● **DATA LISTING**:
'''

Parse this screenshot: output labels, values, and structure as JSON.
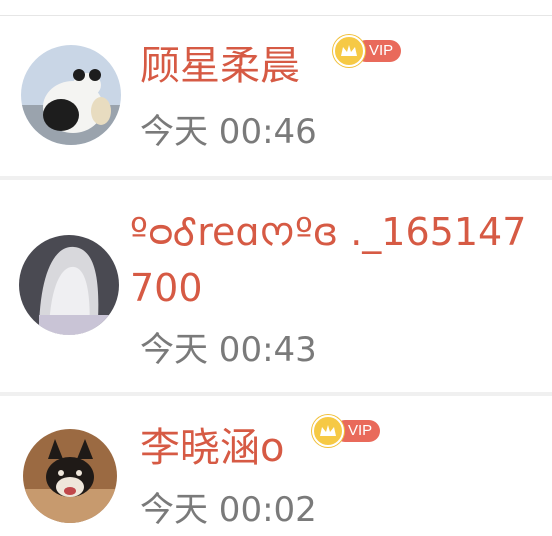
{
  "list": {
    "items": [
      {
        "name": "顾星柔晨",
        "vip_label": "VIP",
        "time": "今天 00:46",
        "avatar_icon": "panda-avatar"
      },
      {
        "name": "ºᴑᎴreɑᰔºɞ ._165147700",
        "time": "今天 00:43",
        "avatar_icon": "silver-hair-avatar"
      },
      {
        "name": "李晓涵o",
        "vip_label": "VIP",
        "time": "今天 00:02",
        "avatar_icon": "shiba-dog-avatar"
      }
    ]
  },
  "colors": {
    "name": "#d65a44",
    "time": "#7a7a7a",
    "vip_tag": "#e96a5b",
    "crown": "#f6c945"
  }
}
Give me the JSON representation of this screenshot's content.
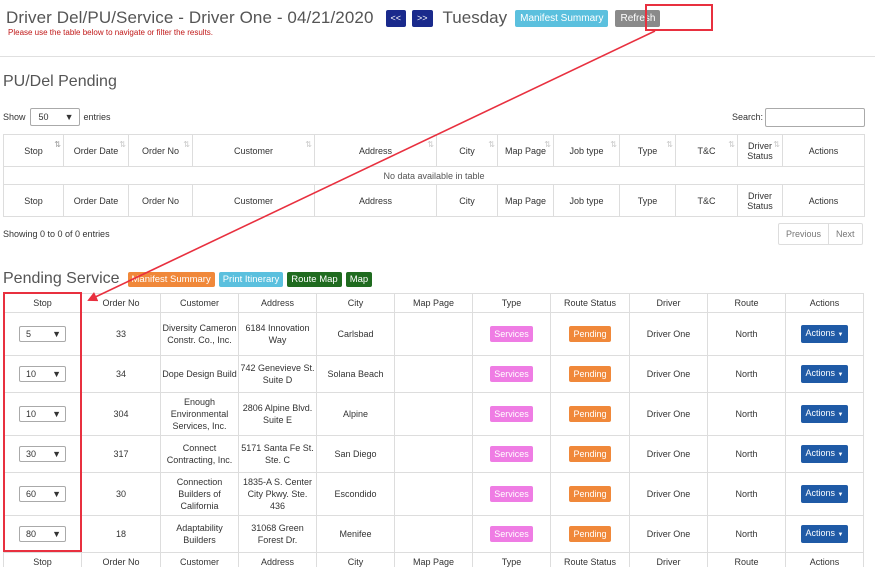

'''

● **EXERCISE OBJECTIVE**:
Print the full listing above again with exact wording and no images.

● **REPLY TO THE TASK**:
Parse this screenshot: output labels, values, and structure as JSON.
{
  "list": {
    "items": [
      {
        "name": "顾星柔晨",
        "vip_label": "VIP",
        "time": "今天 00:46",
        "avatar_icon": "panda-avatar"
      },
      {
        "name": "ºᴑᎴreɑᰔºɞ ._165147700",
        "time": "今天 00:43",
        "avatar_icon": "silver-hair-avatar"
      },
      {
        "name": "李晓涵o",
        "vip_label": "VIP",
        "time": "今天 00:02",
        "avatar_icon": "shiba-dog-avatar"
      }
    ]
  },
  "colors": {
    "name": "#d65a44",
    "time": "#7a7a7a",
    "vip_tag": "#e96a5b",
    "crown": "#f6c945"
  }
}
Give me the JSON representation of this screenshot's content.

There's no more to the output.